The Truth Behind America’s Bottled Water Industry

It is an understatement to assert that water is a simple and basic resource we all need to survive. In the United States, clean, healthy water is available almost everywhere. And yet, the bottled water industry has grown tremendously in the last thirty years and has been forecasted to grow even more next year.
Why then, do so many Americans choose the expense of bottled water over the perfectly safe tap water available in their own homes?
According to Charles Fishman from FastCompany.com, bottled water has become an indispensable fixture in American lives and culture. Thirty years ago, there was essentially no bottled water industry to speak of since most Americans saw no need to get their water from anywhere but their own kitchen sink.
However, this year, according to Fishman, Americans spent $15 billion on bottled water provided by such brands as Poland Spring, Evian, Aquafina, Dasani and Fiji Water.
Fifteen billion dollars is more than Americans spend on iPods or movie tickets according to Fishman, so the market for bottled water is large and appears to only be getting larger. A generation of young Americans has been brought up to drink only bottled water when not too long ago their parents relied exclusively on tap water.
Admittedly, bottled water is convenient and Americans are avid consumers of products that increase the convenience of their daily lives. However, there is mounting criticism that bottled water is an unnecessary luxury that is quickly becoming an environmental issue.
According to an article on Breitbart.com, U.S. bottled water sales are growing at around 10 percent per year.
In time, however, this growth translates to an increased number of bottles in landfills. Even the New York Times has joined in with the criticism by claiming that America has some of the best water supplies in the world and that more attention needs to be paid to the damage that so many plastic bottles cause on the environment.
The numbers speak for themselves. The United Nations in 2006 reported that $100 billion was spent on bottled water worldwide.
To put that in perspective, the UN has claimed that only $11.3 billion would be needed per year to give every person on the planet access to drinkable water by 2015.
In addition, the Earth Policy Institute has stated that 1.5 million barrels of oil are required from the United States each year in order to produce the plastic bottles that contain the water.
Sadly, many people in the world have no access to clean water of any kind but in the United States, Americans can take their pick from water flown in from countries including France, Fiji and Italy. It is also important to remember that bottled water requires big ships, trains and trucks to ship it, which causes more pollution.
The bottled water industry has managed so far to successfully market water to Americans. For instance, their advertising campaigns weave tales about the source of their water, helping their customers to feel good about its natural health benefits.
As a result, there is now an industry that deals with the packaging, design and presentation of bottled water, despite the overall similar taste between the brands. The success of the marketing is apparent when restaurants and hotels feel the need to provide a multitude of bottled waters for their guests or customers because people often feel attached to only one type of brand.
However, is any one brand really safer or healthier than tap water?
In fact, the answer is no; bottled water is not safer or healthier than tap water, at least in the United States. Public water sources in this country are closely monitored and results are made available to the public about water quality in their area.
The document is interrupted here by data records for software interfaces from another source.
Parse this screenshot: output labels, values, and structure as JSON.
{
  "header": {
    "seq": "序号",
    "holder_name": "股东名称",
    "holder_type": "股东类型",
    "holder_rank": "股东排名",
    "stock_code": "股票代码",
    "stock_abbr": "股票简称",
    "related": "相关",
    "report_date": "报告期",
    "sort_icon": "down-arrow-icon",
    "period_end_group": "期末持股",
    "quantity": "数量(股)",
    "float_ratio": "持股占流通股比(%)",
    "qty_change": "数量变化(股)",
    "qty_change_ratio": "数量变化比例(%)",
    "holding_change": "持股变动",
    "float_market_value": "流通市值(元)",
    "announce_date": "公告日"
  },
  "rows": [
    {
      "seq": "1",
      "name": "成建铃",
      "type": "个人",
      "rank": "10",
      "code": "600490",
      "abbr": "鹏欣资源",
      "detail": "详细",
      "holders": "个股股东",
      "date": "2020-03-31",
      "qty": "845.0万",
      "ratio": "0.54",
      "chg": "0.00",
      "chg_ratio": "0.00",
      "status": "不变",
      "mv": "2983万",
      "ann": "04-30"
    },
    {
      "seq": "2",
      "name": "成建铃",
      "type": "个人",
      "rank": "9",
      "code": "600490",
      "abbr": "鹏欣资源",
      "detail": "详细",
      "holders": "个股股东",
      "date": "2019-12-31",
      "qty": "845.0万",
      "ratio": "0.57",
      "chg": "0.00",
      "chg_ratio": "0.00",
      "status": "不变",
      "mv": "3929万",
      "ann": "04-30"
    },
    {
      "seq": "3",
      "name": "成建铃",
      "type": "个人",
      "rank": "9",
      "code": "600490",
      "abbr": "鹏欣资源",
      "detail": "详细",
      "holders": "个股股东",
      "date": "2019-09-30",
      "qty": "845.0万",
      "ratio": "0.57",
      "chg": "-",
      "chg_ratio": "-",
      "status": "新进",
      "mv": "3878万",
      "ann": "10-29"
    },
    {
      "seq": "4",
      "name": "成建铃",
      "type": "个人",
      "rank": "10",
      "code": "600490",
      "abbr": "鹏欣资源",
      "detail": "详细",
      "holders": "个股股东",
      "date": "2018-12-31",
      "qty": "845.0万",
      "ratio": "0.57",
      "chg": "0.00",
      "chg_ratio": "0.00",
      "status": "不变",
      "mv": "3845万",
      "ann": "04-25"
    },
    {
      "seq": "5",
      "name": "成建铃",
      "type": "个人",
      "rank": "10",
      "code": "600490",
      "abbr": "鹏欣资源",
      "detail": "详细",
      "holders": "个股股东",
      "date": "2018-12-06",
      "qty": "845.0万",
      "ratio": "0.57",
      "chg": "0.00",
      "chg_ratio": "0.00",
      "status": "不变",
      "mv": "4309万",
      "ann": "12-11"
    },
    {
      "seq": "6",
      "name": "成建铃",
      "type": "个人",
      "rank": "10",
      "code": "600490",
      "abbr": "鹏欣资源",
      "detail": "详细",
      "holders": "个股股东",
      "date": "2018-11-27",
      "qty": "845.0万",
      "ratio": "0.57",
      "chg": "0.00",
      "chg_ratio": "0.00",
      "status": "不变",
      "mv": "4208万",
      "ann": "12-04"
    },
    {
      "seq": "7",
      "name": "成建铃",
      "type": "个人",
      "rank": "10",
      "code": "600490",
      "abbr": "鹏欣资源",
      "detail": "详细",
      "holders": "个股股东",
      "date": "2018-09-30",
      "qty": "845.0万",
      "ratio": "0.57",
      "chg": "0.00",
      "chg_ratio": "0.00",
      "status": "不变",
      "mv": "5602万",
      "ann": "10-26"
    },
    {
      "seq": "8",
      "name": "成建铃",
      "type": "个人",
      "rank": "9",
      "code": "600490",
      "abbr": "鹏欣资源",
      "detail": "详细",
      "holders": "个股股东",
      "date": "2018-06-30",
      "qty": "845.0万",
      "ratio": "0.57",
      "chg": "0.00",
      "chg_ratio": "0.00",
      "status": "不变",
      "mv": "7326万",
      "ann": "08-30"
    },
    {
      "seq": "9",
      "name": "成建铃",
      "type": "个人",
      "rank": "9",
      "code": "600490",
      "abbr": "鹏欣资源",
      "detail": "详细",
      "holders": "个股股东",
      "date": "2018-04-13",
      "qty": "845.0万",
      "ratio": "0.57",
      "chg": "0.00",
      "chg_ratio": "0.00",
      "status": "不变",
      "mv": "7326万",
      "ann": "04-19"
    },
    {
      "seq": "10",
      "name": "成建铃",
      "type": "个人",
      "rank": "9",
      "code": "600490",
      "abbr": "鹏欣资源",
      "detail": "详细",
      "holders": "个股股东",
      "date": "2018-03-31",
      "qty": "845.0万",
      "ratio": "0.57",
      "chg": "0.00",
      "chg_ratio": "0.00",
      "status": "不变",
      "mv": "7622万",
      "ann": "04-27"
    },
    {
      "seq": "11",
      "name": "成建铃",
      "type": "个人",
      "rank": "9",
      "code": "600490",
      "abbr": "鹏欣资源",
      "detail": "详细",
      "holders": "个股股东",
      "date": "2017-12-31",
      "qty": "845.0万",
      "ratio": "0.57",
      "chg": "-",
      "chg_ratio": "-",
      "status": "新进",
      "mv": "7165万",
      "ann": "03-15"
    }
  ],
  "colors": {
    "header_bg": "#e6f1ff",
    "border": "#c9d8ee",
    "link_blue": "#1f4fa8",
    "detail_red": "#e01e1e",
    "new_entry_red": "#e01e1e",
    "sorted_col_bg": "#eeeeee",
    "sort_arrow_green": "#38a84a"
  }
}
Simply put, people have been convinced that bottled water is somehow healthier when in reality there are no results to suggest that such a claim is true.
What is more, the top two brands for bottled water in America are Aquafina and Dasani, which are owned by Pepsi and Coke respectively, and ironically, are just tap water.
While the water is refiltered, the companies are cleaning water that is essentially already clean. Thus, consumers are just paying for tap water packaged in wasteful plastic bottles that they could easily get in their own homes for free.
While the bottled water industry is not likely to slow down any time soon, consumers can do their best to ensure that they do not damage the environment with the numerous plastic bottles that are being purchased each year.
Remember to recycle and to look for brands that offer lighter and thinner plastic bottles so that less plastic is used in the bottling process.
According to Fishman, 38 billion water bottles are thrown away each year when they are completely recyclable. Bottled water is truly a luxury for American consumers who should keep in mind the environmental effects of plastic bottles and the monetary costs of paying for a product that is easily obtained for free from any sink.